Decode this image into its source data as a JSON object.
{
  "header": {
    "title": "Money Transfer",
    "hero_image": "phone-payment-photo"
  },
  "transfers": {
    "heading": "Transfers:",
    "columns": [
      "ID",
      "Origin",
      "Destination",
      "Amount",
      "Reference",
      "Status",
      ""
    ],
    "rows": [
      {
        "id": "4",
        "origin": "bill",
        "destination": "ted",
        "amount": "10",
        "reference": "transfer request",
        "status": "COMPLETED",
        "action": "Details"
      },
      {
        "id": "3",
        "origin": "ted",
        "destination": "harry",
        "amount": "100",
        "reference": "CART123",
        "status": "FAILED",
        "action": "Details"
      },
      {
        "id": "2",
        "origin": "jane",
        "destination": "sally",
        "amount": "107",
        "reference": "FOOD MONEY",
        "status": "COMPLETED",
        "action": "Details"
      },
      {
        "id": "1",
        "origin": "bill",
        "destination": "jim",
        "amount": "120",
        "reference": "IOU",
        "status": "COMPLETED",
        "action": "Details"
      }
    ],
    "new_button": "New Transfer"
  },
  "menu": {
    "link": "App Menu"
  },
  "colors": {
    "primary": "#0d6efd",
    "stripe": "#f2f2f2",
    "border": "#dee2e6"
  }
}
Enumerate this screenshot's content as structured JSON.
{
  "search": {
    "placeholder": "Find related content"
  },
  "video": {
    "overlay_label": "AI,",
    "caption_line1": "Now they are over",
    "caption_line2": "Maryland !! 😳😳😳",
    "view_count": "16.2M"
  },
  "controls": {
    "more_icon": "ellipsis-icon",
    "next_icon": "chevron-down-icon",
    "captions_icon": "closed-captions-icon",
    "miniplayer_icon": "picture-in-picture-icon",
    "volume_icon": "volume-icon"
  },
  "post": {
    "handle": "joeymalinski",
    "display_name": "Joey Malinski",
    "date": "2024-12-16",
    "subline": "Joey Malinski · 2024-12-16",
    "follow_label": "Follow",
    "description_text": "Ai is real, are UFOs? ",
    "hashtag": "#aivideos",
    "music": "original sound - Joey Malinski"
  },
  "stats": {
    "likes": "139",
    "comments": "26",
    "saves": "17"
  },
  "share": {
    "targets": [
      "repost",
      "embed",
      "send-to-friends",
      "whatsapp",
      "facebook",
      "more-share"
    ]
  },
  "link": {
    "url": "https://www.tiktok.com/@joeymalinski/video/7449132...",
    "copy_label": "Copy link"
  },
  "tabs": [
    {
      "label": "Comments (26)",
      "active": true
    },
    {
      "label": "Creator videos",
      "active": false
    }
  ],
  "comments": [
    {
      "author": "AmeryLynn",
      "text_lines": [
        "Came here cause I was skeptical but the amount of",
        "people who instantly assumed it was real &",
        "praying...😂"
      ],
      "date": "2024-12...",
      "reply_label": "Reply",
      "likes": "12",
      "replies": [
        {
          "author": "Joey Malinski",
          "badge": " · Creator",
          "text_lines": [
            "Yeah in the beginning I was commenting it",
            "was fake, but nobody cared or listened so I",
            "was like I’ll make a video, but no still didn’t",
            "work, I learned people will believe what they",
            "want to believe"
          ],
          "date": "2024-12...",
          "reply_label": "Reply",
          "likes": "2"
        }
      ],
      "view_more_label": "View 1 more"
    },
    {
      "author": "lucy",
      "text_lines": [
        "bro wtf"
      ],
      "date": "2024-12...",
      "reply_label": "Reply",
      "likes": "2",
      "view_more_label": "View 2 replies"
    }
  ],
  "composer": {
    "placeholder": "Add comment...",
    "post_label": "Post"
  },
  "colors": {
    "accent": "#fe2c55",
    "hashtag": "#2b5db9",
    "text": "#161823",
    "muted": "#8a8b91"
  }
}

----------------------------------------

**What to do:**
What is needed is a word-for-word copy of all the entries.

**Answer section:**
Decode this image into its source data as a JSON object.
{
  "header": {
    "title": "Money Transfer",
    "hero_image": "phone-payment-photo"
  },
  "transfers": {
    "heading": "Transfers:",
    "columns": [
      "ID",
      "Origin",
      "Destination",
      "Amount",
      "Reference",
      "Status",
      ""
    ],
    "rows": [
      {
        "id": "4",
        "origin": "bill",
        "destination": "ted",
        "amount": "10",
        "reference": "transfer request",
        "status": "COMPLETED",
        "action": "Details"
      },
      {
        "id": "3",
        "origin": "ted",
        "destination": "harry",
        "amount": "100",
        "reference": "CART123",
        "status": "FAILED",
        "action": "Details"
      },
      {
        "id": "2",
        "origin": "jane",
        "destination": "sally",
        "amount": "107",
        "reference": "FOOD MONEY",
        "status": "COMPLETED",
        "action": "Details"
      },
      {
        "id": "1",
        "origin": "bill",
        "destination": "jim",
        "amount": "120",
        "reference": "IOU",
        "status": "COMPLETED",
        "action": "Details"
      }
    ],
    "new_button": "New Transfer"
  },
  "menu": {
    "link": "App Menu"
  },
  "colors": {
    "primary": "#0d6efd",
    "stripe": "#f2f2f2",
    "border": "#dee2e6"
  }
}
Enumerate this screenshot's content as structured JSON.
{
  "search": {
    "placeholder": "Find related content"
  },
  "video": {
    "overlay_label": "AI,",
    "caption_line1": "Now they are over",
    "caption_line2": "Maryland !! 😳😳😳",
    "view_count": "16.2M"
  },
  "controls": {
    "more_icon": "ellipsis-icon",
    "next_icon": "chevron-down-icon",
    "captions_icon": "closed-captions-icon",
    "miniplayer_icon": "picture-in-picture-icon",
    "volume_icon": "volume-icon"
  },
  "post": {
    "handle": "joeymalinski",
    "display_name": "Joey Malinski",
    "date": "2024-12-16",
    "subline": "Joey Malinski · 2024-12-16",
    "follow_label": "Follow",
    "description_text": "Ai is real, are UFOs? ",
    "hashtag": "#aivideos",
    "music": "original sound - Joey Malinski"
  },
  "stats": {
    "likes": "139",
    "comments": "26",
    "saves": "17"
  },
  "share": {
    "targets": [
      "repost",
      "embed",
      "send-to-friends",
      "whatsapp",
      "facebook",
      "more-share"
    ]
  },
  "link": {
    "url": "https://www.tiktok.com/@joeymalinski/video/7449132...",
    "copy_label": "Copy link"
  },
  "tabs": [
    {
      "label": "Comments (26)",
      "active": true
    },
    {
      "label": "Creator videos",
      "active": false
    }
  ],
  "comments": [
    {
      "author": "AmeryLynn",
      "text_lines": [
        "Came here cause I was skeptical but the amount of",
        "people who instantly assumed it was real &",
        "praying...😂"
      ],
      "date": "2024-12...",
      "reply_label": "Reply",
      "likes": "12",
      "replies": [
        {
          "author": "Joey Malinski",
          "badge": " · Creator",
          "text_lines": [
            "Yeah in the beginning I was commenting it",
            "was fake, but nobody cared or listened so I",
            "was like I’ll make a video, but no still didn’t",
            "work, I learned people will believe what they",
            "want to believe"
          ],
          "date": "2024-12...",
          "reply_label": "Reply",
          "likes": "2"
        }
      ],
      "view_more_label": "View 1 more"
    },
    {
      "author": "lucy",
      "text_lines": [
        "bro wtf"
      ],
      "date": "2024-12...",
      "reply_label": "Reply",
      "likes": "2",
      "view_more_label": "View 2 replies"
    }
  ],
  "composer": {
    "placeholder": "Add comment...",
    "post_label": "Post"
  },
  "colors": {
    "accent": "#fe2c55",
    "hashtag": "#2b5db9",
    "text": "#161823",
    "muted": "#8a8b91"
  }
}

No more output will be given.